Lawmakers also retooled the scholarship language to target aid more at low-income students, although much of the program’s rollout will be up to the Lujan Grisham administration.
The governor said she wasn’t bothered by the Legislature’s changes to the proposed scholarship program but suggested her administration might push for additional dollars during the 2021 session.
Much of the 30-day session was spent on budget-related matters, as an oil production boom in southeastern New Mexico gave lawmakers a gusher of revenue for the second consecutive year.
Senate Minority Leader Stuart Ingle, R-Portales, said the state’s cash-flush revenue situation made for a difficult budget-drafting process.
“There’s folks out there that want a lot of that money,” Ingle said.
Under the final version of the budget, state spending would go up by $536 million – or 7.6% – over this year’s levels, with about one-third of that money earmarked for salary increases for teachers and state employees.
Lujan Grisham described the budget plan as “responsive and responsible,” while acknowledging the temptation to spend even more of the state’s windfall.

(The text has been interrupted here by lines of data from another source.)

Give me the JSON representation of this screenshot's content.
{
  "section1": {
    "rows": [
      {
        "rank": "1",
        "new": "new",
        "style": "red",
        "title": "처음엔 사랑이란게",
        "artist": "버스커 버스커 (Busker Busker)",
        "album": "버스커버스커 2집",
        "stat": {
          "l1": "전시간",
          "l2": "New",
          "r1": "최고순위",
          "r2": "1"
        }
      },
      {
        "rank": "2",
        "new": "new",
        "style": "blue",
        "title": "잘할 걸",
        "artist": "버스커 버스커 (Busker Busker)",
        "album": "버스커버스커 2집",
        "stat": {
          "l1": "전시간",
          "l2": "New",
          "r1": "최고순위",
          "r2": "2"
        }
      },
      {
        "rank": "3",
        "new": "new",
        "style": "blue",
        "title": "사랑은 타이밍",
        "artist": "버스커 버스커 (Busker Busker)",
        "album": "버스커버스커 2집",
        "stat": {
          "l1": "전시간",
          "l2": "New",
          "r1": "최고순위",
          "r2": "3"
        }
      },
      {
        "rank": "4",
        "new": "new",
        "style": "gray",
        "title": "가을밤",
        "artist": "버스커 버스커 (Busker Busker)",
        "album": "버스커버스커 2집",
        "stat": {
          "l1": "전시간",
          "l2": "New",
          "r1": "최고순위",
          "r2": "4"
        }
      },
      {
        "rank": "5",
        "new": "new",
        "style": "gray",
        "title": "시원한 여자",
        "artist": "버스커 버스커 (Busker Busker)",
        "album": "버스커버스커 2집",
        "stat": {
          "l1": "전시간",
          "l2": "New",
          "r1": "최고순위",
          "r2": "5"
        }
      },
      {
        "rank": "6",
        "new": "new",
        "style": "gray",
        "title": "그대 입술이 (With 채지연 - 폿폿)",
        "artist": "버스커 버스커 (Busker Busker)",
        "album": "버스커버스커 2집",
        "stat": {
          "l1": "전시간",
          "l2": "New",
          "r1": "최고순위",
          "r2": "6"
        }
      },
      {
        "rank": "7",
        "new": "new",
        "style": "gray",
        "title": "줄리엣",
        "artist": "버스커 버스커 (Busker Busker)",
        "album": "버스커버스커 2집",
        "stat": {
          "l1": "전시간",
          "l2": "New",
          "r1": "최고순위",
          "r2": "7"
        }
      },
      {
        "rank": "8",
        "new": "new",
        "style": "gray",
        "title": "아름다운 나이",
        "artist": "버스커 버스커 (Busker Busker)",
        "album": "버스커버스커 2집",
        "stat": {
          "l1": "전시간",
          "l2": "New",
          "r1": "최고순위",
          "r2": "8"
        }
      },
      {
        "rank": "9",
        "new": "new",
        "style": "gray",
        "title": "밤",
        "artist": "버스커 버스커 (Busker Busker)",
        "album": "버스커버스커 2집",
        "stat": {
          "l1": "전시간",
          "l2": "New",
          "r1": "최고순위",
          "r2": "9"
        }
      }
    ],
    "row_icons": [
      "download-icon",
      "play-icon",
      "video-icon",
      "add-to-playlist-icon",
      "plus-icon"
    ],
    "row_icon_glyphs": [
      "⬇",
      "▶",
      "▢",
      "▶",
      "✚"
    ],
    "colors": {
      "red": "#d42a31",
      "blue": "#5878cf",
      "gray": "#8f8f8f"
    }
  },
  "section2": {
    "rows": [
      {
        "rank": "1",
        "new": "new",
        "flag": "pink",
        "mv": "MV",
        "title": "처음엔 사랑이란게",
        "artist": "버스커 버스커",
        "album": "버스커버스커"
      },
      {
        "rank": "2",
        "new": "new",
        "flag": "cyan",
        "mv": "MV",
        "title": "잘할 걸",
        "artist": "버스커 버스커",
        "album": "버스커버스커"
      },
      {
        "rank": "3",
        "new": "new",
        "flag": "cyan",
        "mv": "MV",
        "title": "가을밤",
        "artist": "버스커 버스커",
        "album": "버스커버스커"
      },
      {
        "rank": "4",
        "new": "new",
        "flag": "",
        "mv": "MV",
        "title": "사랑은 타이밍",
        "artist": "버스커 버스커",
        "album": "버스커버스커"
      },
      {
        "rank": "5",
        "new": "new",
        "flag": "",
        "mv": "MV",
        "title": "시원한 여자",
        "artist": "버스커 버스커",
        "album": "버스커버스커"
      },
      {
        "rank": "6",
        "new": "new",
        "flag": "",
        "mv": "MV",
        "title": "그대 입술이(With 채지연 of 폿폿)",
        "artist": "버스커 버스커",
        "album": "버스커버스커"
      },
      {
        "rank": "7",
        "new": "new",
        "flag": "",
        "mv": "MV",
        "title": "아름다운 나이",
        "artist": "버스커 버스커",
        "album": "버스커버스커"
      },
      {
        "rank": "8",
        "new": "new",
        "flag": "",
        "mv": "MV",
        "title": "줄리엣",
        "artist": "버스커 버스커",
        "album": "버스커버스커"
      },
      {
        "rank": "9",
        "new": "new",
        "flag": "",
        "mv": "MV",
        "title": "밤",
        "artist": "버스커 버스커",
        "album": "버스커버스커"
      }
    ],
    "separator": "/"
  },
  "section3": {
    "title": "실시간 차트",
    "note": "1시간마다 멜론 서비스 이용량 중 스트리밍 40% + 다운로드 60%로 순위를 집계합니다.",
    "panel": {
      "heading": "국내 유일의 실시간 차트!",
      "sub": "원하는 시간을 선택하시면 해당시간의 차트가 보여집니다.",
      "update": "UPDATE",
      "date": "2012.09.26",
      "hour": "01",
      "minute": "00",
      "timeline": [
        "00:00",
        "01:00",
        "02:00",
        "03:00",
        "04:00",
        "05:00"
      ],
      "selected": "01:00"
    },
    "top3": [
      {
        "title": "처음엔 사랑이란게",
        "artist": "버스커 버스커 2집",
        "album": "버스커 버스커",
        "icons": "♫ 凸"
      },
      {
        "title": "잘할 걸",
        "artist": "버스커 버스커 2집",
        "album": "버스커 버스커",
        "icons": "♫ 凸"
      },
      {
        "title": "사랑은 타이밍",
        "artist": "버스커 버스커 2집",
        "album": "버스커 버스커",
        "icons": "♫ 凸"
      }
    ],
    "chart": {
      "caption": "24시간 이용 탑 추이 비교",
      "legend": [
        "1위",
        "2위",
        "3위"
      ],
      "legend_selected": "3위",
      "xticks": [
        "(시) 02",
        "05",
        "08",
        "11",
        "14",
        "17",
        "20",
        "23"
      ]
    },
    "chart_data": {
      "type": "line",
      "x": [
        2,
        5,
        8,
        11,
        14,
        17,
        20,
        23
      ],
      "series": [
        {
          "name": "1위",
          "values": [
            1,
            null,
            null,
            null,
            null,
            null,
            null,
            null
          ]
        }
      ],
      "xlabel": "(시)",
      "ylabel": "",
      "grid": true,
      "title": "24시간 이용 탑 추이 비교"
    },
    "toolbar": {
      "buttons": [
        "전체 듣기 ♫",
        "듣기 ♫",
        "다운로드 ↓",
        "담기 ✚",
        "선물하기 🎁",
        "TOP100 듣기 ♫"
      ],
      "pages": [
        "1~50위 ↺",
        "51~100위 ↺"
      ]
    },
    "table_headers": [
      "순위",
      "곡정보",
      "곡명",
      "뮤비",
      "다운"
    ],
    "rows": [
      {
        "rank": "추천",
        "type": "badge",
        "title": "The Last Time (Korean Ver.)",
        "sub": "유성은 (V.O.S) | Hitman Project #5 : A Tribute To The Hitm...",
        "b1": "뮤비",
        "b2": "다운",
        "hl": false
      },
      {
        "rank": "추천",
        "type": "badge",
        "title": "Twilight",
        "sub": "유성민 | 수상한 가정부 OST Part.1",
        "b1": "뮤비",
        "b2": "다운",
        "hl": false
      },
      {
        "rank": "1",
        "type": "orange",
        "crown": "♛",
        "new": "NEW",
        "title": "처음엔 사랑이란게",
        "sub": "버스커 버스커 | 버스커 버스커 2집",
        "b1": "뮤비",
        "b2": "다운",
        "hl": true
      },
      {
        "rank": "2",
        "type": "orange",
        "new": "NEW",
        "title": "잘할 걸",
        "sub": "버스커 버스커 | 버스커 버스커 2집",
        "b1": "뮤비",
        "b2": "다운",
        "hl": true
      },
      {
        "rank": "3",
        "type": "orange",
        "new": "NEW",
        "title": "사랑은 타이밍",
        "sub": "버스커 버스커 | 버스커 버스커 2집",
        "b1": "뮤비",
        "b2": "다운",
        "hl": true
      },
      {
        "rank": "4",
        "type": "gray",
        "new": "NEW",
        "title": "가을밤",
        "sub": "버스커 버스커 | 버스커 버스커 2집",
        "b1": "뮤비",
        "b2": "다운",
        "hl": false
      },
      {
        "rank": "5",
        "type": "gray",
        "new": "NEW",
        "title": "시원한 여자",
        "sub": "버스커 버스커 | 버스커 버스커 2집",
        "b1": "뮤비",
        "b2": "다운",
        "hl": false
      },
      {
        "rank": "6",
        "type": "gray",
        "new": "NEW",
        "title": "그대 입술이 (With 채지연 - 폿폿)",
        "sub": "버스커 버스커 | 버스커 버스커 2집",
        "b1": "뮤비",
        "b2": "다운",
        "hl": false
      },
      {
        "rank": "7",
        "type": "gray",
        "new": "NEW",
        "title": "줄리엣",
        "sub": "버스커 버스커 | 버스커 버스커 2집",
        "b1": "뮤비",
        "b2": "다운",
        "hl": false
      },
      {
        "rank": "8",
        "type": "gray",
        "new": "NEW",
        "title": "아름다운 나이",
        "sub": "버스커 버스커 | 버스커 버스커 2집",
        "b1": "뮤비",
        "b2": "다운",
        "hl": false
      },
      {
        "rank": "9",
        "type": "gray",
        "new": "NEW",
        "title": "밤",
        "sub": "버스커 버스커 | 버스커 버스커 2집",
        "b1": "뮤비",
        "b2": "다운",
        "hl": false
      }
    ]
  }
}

A hefty chunk of that surplus – $320 million – will, in fact, be used as startup funding for a new early childhood trust fund that will make distributions starting in July 2021 to pay for prekindergarten, home visiting and other programs.
Even with the new trust fund, Ingle said, the state remains heavily dependent on oil-generated tax dollars, saying that solar, wind and other types of renewable energy could not come close to matching its revenue impact on the state.
But Ingle also said lawmakers had acted responsibly in approving the budget bill, a public works package and money for statewide road repairs.
“Everything we needed to get passed in a 30-day session we did,” he said.
Lujan Grisham has until March 11 to act on most bills passed during this year’s session.